Excerpted records ->
•••

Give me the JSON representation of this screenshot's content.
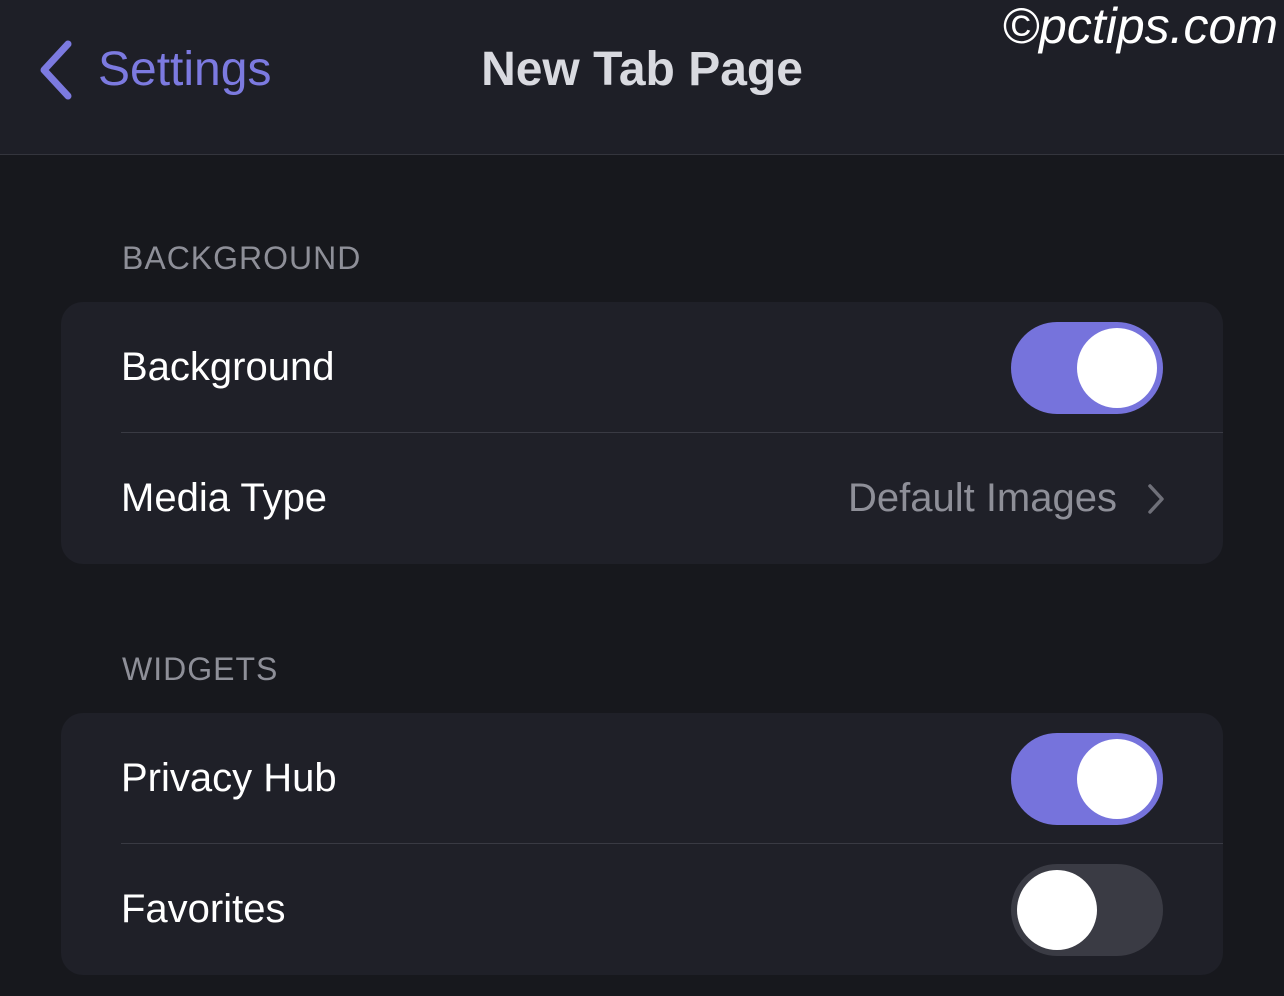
{
  "navbar": {
    "back_label": "Settings",
    "title": "New Tab Page"
  },
  "watermark": "©pctips.com",
  "sections": [
    {
      "header": "BACKGROUND",
      "rows": [
        {
          "label": "Background",
          "type": "toggle",
          "on": true
        },
        {
          "label": "Media Type",
          "type": "disclosure",
          "value": "Default Images"
        }
      ]
    },
    {
      "header": "WIDGETS",
      "rows": [
        {
          "label": "Privacy Hub",
          "type": "toggle",
          "on": true
        },
        {
          "label": "Favorites",
          "type": "toggle",
          "on": false
        }
      ]
    }
  ],
  "colors": {
    "accent": "#7673dc",
    "background": "#17181d",
    "navbar": "#1e1f27",
    "group": "#1f2028",
    "toggle_off": "#3a3b44",
    "secondary_text": "#8e8f98"
  },
  "icons": {
    "back": "chevron-left-icon",
    "disclosure": "chevron-right-icon"
  }
}
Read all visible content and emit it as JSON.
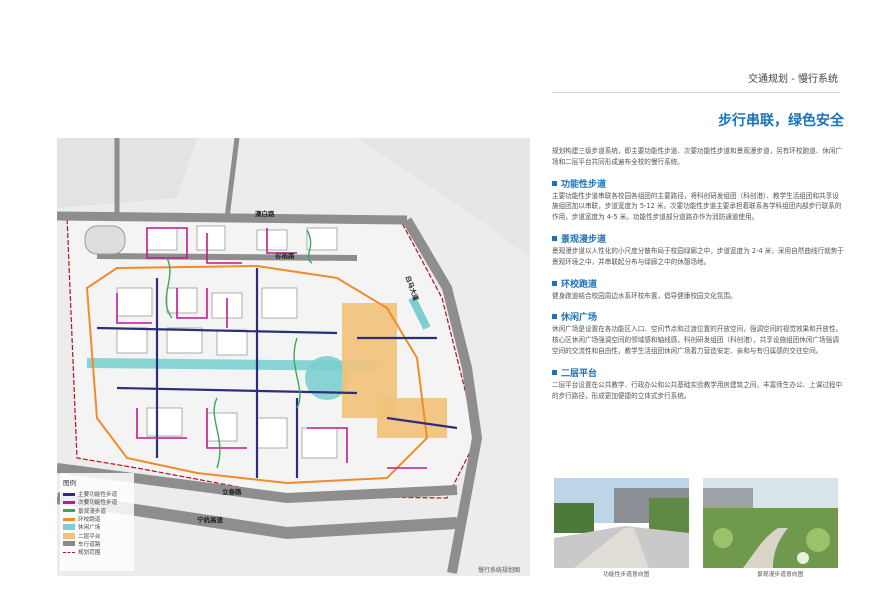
{
  "header": {
    "title": "交通规划 - 慢行系统"
  },
  "main": {
    "heading": "步行串联，绿色安全",
    "intro": "规划构建三级步道系统，即主要功能性步道、次要功能性步道和景观漫步道，另有环校跑道、休闲广场和二层平台共同形成遍布全校的慢行系统。",
    "sections": [
      {
        "title": "功能性步道",
        "body": "主要功能性步道串联各校园各组团的主要路径，将科创研发组团（科创港）、教学生活组团和共享设施组团加以串联，步道宽度为 5-12 米。次要功能性步道主要承担着联系各学科组团内部步行联系的作用，步道宽度为 4-5 米。功能性步道部分道路亦作为消防通道使用。"
      },
      {
        "title": "景观漫步道",
        "body": "景观漫步道以人性化的小尺度分散布局于校园绿廊之中，步道宽度为 2-4 米，采用自然曲线行就势于景观环境之中，并串联起分布与绿廊之中的休憩场地。"
      },
      {
        "title": "环校跑道",
        "body": "健身跑道结合校园周边水系环校布置，倡导健康校园文化氛围。"
      },
      {
        "title": "休闲广场",
        "body": "休闲广场是设置在各功能区入口、空间节点和过渡位置的开放空间，强调空间的视觉效果和开放性。核心区休闲广场强调空间的领域感和轴线感，科创研发组团（科创港），共享设施组团休闲广场强调空间的交流性和自由性，教学生活组团休闲广场着力营造安定、亲和与有归属感的交往空间。"
      },
      {
        "title": "二层平台",
        "body": "二层平台设置在公共教学、行政办公和公共基础实验教学用房建筑之间，丰富师生办公、上课过程中的步行路径，形成更加便捷的立体式步行系统。"
      }
    ]
  },
  "map": {
    "caption": "慢行系统规划图",
    "roads": {
      "north": "溧白路",
      "middle": "谷雨路",
      "east": "白马大道",
      "south1": "立春路",
      "south2": "宁杭高速"
    },
    "legend": {
      "title": "图例",
      "items": [
        {
          "label": "主要功能性步道",
          "color": "#2b2f7a"
        },
        {
          "label": "次要功能性步道",
          "color": "#c2198c"
        },
        {
          "label": "景观漫步道",
          "color": "#3aa85a"
        },
        {
          "label": "环校跑道",
          "color": "#f08c2a"
        },
        {
          "label": "休闲广场",
          "color": "#7ccfcf"
        },
        {
          "label": "二层平台",
          "color": "#f2c27a"
        },
        {
          "label": "车行道路",
          "color": "#8a8a8a"
        },
        {
          "label": "规划范围",
          "color": "#b5121b"
        }
      ]
    }
  },
  "photos": [
    {
      "caption": "功能性步道意向图"
    },
    {
      "caption": "景观漫步道意向图"
    }
  ]
}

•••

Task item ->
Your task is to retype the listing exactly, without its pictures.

Task response ->
Give me the JSON representation of this screenshot's content.
{
  "navbar": {
    "back_label": "Settings",
    "title": "New Tab Page"
  },
  "watermark": "©pctips.com",
  "sections": [
    {
      "header": "BACKGROUND",
      "rows": [
        {
          "label": "Background",
          "type": "toggle",
          "on": true
        },
        {
          "label": "Media Type",
          "type": "disclosure",
          "value": "Default Images"
        }
      ]
    },
    {
      "header": "WIDGETS",
      "rows": [
        {
          "label": "Privacy Hub",
          "type": "toggle",
          "on": true
        },
        {
          "label": "Favorites",
          "type": "toggle",
          "on": false
        }
      ]
    }
  ],
  "colors": {
    "accent": "#7673dc",
    "background": "#17181d",
    "navbar": "#1e1f27",
    "group": "#1f2028",
    "toggle_off": "#3a3b44",
    "secondary_text": "#8e8f98"
  },
  "icons": {
    "back": "chevron-left-icon",
    "disclosure": "chevron-right-icon"
  }
}
Read all visible content and emit it as JSON.
{
  "header": {
    "title": "交通规划 - 慢行系统"
  },
  "main": {
    "heading": "步行串联，绿色安全",
    "intro": "规划构建三级步道系统，即主要功能性步道、次要功能性步道和景观漫步道，另有环校跑道、休闲广场和二层平台共同形成遍布全校的慢行系统。",
    "sections": [
      {
        "title": "功能性步道",
        "body": "主要功能性步道串联各校园各组团的主要路径，将科创研发组团（科创港）、教学生活组团和共享设施组团加以串联，步道宽度为 5-12 米。次要功能性步道主要承担着联系各学科组团内部步行联系的作用，步道宽度为 4-5 米。功能性步道部分道路亦作为消防通道使用。"
      },
      {
        "title": "景观漫步道",
        "body": "景观漫步道以人性化的小尺度分散布局于校园绿廊之中，步道宽度为 2-4 米，采用自然曲线行就势于景观环境之中，并串联起分布与绿廊之中的休憩场地。"
      },
      {
        "title": "环校跑道",
        "body": "健身跑道结合校园周边水系环校布置，倡导健康校园文化氛围。"
      },
      {
        "title": "休闲广场",
        "body": "休闲广场是设置在各功能区入口、空间节点和过渡位置的开放空间，强调空间的视觉效果和开放性。核心区休闲广场强调空间的领域感和轴线感，科创研发组团（科创港），共享设施组团休闲广场强调空间的交流性和自由性，教学生活组团休闲广场着力营造安定、亲和与有归属感的交往空间。"
      },
      {
        "title": "二层平台",
        "body": "二层平台设置在公共教学、行政办公和公共基础实验教学用房建筑之间，丰富师生办公、上课过程中的步行路径，形成更加便捷的立体式步行系统。"
      }
    ]
  },
  "map": {
    "caption": "慢行系统规划图",
    "roads": {
      "north": "溧白路",
      "middle": "谷雨路",
      "east": "白马大道",
      "south1": "立春路",
      "south2": "宁杭高速"
    },
    "legend": {
      "title": "图例",
      "items": [
        {
          "label": "主要功能性步道",
          "color": "#2b2f7a"
        },
        {
          "label": "次要功能性步道",
          "color": "#c2198c"
        },
        {
          "label": "景观漫步道",
          "color": "#3aa85a"
        },
        {
          "label": "环校跑道",
          "color": "#f08c2a"
        },
        {
          "label": "休闲广场",
          "color": "#7ccfcf"
        },
        {
          "label": "二层平台",
          "color": "#f2c27a"
        },
        {
          "label": "车行道路",
          "color": "#8a8a8a"
        },
        {
          "label": "规划范围",
          "color": "#b5121b"
        }
      ]
    }
  },
  "photos": [
    {
      "caption": "功能性步道意向图"
    },
    {
      "caption": "景观漫步道意向图"
    }
  ]
}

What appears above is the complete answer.